What is a quorum?
A quorum is the minimum number of people entitled to attend and vote who must be present at your meeting to make valid decisions at that meeting. The people may be:
- trustees at a committee meeting
- members at a general meeting
Quorums are individual to each charity and the provision for your charity will be contained within your governing document.
If your meeting does not have a quorum, you and the trustees cannot make any decisions. Your governing document may say whether the quorum must be maintained throughout the meeting for the effective transaction of business, or whether it is sufficient that a quorum be present at the start of the meeting.
We recommend that the quorum is maintained throughout the meeting so as to ensure that each item of business is considered by an adequately representative group of people.
The quorum should be set with care:
- if it is too high, any absences may make it difficult to have a valid meeting
- if it is too low, a small minority may be able to impose its views unreasonably
We recommend that:
- the quorum for a trustees' meeting is a minimum of one-third of the total number of charity trustees plus one, eg 10 charity trustees will have a quorum of four
- for general meetings, you should give careful thought to the quorum - it needs to be appropriate to the size of the organisation and the number of members
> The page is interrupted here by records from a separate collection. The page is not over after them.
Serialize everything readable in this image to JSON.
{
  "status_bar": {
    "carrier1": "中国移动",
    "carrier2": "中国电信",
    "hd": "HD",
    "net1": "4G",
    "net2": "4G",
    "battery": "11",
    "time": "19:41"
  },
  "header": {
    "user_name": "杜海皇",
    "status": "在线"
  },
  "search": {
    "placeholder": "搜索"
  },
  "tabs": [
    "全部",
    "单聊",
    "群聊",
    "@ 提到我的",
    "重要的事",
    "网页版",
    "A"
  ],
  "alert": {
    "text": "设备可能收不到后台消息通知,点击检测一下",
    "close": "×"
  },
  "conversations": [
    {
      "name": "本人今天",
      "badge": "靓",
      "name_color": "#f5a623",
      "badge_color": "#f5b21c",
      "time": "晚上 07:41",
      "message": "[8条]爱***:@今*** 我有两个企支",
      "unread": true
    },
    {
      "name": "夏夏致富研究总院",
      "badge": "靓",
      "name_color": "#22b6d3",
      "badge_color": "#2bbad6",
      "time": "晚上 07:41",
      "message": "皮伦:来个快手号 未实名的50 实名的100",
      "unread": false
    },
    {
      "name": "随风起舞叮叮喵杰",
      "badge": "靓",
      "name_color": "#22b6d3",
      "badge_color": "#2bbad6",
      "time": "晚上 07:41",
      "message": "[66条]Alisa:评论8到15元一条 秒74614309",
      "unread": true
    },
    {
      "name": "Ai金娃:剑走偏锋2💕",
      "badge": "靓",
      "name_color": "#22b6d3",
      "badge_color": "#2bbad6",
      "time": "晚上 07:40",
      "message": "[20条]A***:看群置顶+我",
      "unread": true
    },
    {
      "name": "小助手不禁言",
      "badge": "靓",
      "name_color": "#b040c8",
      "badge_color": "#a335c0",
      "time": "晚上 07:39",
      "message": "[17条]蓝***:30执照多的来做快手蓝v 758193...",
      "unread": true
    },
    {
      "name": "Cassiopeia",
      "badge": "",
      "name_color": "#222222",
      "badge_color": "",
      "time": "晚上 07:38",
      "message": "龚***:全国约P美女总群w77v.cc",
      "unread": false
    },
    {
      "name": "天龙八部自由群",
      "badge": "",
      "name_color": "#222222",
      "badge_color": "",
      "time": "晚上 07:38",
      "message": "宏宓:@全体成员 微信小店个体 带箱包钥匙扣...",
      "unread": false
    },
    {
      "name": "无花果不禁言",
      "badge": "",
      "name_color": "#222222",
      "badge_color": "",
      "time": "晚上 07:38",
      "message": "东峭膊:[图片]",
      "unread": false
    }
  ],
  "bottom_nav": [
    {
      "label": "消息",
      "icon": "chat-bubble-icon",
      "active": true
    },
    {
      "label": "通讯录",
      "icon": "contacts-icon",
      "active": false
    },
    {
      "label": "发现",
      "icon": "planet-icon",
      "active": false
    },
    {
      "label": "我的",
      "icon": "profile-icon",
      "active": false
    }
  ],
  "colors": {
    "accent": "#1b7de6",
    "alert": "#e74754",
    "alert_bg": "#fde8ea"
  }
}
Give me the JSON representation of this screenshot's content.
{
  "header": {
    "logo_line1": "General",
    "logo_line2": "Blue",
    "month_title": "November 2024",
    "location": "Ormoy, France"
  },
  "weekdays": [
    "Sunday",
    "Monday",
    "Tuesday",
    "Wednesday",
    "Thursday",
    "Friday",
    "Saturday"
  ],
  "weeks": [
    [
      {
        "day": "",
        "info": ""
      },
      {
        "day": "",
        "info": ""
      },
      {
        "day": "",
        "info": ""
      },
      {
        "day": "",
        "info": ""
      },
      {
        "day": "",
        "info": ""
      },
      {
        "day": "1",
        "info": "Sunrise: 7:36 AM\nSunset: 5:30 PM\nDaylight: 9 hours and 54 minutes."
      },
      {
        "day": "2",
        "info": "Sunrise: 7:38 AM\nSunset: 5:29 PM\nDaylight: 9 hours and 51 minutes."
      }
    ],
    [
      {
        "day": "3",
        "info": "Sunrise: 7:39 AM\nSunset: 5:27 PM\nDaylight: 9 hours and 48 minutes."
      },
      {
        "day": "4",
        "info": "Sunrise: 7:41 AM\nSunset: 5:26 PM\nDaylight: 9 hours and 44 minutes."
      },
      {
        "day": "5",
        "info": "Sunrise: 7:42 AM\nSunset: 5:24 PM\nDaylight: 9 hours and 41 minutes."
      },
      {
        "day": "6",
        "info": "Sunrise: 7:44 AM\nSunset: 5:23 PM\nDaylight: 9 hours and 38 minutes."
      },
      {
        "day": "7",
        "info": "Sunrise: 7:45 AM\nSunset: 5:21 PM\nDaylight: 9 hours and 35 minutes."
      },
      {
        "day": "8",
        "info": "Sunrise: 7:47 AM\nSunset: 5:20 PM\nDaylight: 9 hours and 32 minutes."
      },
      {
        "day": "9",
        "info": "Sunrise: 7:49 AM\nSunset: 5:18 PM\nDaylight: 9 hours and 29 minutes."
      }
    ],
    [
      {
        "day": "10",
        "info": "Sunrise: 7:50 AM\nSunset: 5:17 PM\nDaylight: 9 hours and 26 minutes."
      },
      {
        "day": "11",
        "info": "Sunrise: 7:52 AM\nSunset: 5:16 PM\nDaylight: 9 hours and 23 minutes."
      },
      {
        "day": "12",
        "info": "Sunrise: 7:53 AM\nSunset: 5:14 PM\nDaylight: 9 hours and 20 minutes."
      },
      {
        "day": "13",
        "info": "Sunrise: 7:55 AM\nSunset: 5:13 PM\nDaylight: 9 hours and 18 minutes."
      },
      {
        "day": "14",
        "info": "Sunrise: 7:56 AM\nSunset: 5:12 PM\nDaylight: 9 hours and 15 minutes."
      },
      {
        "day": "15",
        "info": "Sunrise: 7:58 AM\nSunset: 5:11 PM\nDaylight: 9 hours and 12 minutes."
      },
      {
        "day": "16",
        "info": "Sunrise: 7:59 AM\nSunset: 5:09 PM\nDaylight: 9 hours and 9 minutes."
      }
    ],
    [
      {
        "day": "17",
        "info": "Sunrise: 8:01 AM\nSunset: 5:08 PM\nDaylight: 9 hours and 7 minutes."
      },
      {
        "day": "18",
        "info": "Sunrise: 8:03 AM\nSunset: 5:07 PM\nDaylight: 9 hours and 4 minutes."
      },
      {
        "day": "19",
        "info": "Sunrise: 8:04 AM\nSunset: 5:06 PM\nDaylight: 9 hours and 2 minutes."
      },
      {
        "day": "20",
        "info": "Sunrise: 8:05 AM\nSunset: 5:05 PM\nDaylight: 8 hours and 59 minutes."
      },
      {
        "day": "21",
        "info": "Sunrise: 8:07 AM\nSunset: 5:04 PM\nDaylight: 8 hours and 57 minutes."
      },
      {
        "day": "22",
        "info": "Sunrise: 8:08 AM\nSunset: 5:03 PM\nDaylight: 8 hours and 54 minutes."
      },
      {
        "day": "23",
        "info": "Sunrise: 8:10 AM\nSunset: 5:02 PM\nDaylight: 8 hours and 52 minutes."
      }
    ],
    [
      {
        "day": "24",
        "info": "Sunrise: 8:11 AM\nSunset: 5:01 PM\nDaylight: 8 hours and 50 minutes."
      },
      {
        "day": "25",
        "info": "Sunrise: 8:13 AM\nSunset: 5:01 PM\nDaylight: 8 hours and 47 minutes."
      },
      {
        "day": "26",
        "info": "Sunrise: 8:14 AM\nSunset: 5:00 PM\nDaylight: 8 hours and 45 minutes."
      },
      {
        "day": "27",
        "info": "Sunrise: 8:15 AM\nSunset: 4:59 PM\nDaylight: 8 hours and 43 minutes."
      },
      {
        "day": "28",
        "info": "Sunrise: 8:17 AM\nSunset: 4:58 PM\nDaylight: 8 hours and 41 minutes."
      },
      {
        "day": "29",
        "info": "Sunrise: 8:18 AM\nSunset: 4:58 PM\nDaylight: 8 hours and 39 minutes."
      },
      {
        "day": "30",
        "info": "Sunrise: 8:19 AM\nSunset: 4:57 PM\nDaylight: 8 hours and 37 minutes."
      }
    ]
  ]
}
If the trustee body or the membership fall below the number required to conduct meetings, we may have to make an Order. The Order permits the trustees or members to hold an inquorate meeting to appoint additional representatives.